Input material Start Marker
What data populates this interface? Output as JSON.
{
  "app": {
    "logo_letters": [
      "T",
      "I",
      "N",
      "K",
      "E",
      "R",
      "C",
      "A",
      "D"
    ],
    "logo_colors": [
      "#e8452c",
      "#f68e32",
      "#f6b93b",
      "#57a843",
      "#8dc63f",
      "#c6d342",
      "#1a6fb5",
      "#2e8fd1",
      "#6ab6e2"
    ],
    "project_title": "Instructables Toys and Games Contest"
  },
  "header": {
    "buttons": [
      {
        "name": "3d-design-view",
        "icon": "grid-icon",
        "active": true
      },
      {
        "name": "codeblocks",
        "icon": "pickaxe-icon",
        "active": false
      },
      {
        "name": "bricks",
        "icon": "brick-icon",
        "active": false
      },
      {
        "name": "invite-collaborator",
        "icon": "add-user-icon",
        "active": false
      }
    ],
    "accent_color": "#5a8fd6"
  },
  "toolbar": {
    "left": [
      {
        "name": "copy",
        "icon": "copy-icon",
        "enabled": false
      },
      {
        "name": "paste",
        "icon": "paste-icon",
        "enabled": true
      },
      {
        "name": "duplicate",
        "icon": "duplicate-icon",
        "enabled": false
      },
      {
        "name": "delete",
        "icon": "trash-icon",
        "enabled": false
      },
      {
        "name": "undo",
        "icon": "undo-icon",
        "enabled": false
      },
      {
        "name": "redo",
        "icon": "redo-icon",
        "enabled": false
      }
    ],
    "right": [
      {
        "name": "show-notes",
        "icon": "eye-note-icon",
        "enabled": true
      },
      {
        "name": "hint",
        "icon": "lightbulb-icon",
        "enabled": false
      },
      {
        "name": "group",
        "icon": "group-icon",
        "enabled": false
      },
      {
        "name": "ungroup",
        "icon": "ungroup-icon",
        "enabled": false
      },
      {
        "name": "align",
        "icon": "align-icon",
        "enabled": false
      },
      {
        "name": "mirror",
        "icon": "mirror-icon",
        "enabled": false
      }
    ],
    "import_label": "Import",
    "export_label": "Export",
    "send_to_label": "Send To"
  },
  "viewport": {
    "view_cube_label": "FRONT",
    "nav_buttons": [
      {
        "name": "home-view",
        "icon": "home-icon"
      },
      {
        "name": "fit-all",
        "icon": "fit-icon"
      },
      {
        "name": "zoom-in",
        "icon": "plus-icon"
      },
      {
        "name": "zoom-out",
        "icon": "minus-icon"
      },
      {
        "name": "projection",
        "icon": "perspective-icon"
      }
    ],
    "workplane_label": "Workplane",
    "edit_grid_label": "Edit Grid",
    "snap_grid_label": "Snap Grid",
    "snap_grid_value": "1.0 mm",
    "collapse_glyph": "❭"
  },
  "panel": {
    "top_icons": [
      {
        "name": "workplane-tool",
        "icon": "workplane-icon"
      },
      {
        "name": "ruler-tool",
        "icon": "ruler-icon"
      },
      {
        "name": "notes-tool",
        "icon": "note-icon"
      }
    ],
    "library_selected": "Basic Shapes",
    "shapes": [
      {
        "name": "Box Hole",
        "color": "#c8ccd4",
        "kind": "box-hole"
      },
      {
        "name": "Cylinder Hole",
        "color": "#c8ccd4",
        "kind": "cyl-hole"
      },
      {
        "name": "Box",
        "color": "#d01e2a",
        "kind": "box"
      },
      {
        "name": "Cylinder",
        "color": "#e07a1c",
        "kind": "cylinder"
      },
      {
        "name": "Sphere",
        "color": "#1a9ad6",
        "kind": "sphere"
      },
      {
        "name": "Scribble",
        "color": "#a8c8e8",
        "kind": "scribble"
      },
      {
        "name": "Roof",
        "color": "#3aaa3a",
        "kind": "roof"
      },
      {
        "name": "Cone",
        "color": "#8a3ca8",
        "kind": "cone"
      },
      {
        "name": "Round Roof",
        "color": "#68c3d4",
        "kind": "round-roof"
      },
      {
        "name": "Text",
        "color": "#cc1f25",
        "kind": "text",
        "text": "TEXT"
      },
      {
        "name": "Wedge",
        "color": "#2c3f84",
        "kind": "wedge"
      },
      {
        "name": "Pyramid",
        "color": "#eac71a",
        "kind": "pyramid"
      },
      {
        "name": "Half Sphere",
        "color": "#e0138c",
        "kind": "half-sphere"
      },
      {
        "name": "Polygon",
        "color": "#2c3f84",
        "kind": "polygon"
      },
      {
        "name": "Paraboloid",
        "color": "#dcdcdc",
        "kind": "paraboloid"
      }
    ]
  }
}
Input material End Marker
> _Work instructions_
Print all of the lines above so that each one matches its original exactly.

> _Solution for this task_
What data populates this interface? Output as JSON.
{
  "app": {
    "logo_letters": [
      "T",
      "I",
      "N",
      "K",
      "E",
      "R",
      "C",
      "A",
      "D"
    ],
    "logo_colors": [
      "#e8452c",
      "#f68e32",
      "#f6b93b",
      "#57a843",
      "#8dc63f",
      "#c6d342",
      "#1a6fb5",
      "#2e8fd1",
      "#6ab6e2"
    ],
    "project_title": "Instructables Toys and Games Contest"
  },
  "header": {
    "buttons": [
      {
        "name": "3d-design-view",
        "icon": "grid-icon",
        "active": true
      },
      {
        "name": "codeblocks",
        "icon": "pickaxe-icon",
        "active": false
      },
      {
        "name": "bricks",
        "icon": "brick-icon",
        "active": false
      },
      {
        "name": "invite-collaborator",
        "icon": "add-user-icon",
        "active": false
      }
    ],
    "accent_color": "#5a8fd6"
  },
  "toolbar": {
    "left": [
      {
        "name": "copy",
        "icon": "copy-icon",
        "enabled": false
      },
      {
        "name": "paste",
        "icon": "paste-icon",
        "enabled": true
      },
      {
        "name": "duplicate",
        "icon": "duplicate-icon",
        "enabled": false
      },
      {
        "name": "delete",
        "icon": "trash-icon",
        "enabled": false
      },
      {
        "name": "undo",
        "icon": "undo-icon",
        "enabled": false
      },
      {
        "name": "redo",
        "icon": "redo-icon",
        "enabled": false
      }
    ],
    "right": [
      {
        "name": "show-notes",
        "icon": "eye-note-icon",
        "enabled": true
      },
      {
        "name": "hint",
        "icon": "lightbulb-icon",
        "enabled": false
      },
      {
        "name": "group",
        "icon": "group-icon",
        "enabled": false
      },
      {
        "name": "ungroup",
        "icon": "ungroup-icon",
        "enabled": false
      },
      {
        "name": "align",
        "icon": "align-icon",
        "enabled": false
      },
      {
        "name": "mirror",
        "icon": "mirror-icon",
        "enabled": false
      }
    ],
    "import_label": "Import",
    "export_label": "Export",
    "send_to_label": "Send To"
  },
  "viewport": {
    "view_cube_label": "FRONT",
    "nav_buttons": [
      {
        "name": "home-view",
        "icon": "home-icon"
      },
      {
        "name": "fit-all",
        "icon": "fit-icon"
      },
      {
        "name": "zoom-in",
        "icon": "plus-icon"
      },
      {
        "name": "zoom-out",
        "icon": "minus-icon"
      },
      {
        "name": "projection",
        "icon": "perspective-icon"
      }
    ],
    "workplane_label": "Workplane",
    "edit_grid_label": "Edit Grid",
    "snap_grid_label": "Snap Grid",
    "snap_grid_value": "1.0 mm",
    "collapse_glyph": "❭"
  },
  "panel": {
    "top_icons": [
      {
        "name": "workplane-tool",
        "icon": "workplane-icon"
      },
      {
        "name": "ruler-tool",
        "icon": "ruler-icon"
      },
      {
        "name": "notes-tool",
        "icon": "note-icon"
      }
    ],
    "library_selected": "Basic Shapes",
    "shapes": [
      {
        "name": "Box Hole",
        "color": "#c8ccd4",
        "kind": "box-hole"
      },
      {
        "name": "Cylinder Hole",
        "color": "#c8ccd4",
        "kind": "cyl-hole"
      },
      {
        "name": "Box",
        "color": "#d01e2a",
        "kind": "box"
      },
      {
        "name": "Cylinder",
        "color": "#e07a1c",
        "kind": "cylinder"
      },
      {
        "name": "Sphere",
        "color": "#1a9ad6",
        "kind": "sphere"
      },
      {
        "name": "Scribble",
        "color": "#a8c8e8",
        "kind": "scribble"
      },
      {
        "name": "Roof",
        "color": "#3aaa3a",
        "kind": "roof"
      },
      {
        "name": "Cone",
        "color": "#8a3ca8",
        "kind": "cone"
      },
      {
        "name": "Round Roof",
        "color": "#68c3d4",
        "kind": "round-roof"
      },
      {
        "name": "Text",
        "color": "#cc1f25",
        "kind": "text",
        "text": "TEXT"
      },
      {
        "name": "Wedge",
        "color": "#2c3f84",
        "kind": "wedge"
      },
      {
        "name": "Pyramid",
        "color": "#eac71a",
        "kind": "pyramid"
      },
      {
        "name": "Half Sphere",
        "color": "#e0138c",
        "kind": "half-sphere"
      },
      {
        "name": "Polygon",
        "color": "#2c3f84",
        "kind": "polygon"
      },
      {
        "name": "Paraboloid",
        "color": "#dcdcdc",
        "kind": "paraboloid"
      }
    ]
  }
}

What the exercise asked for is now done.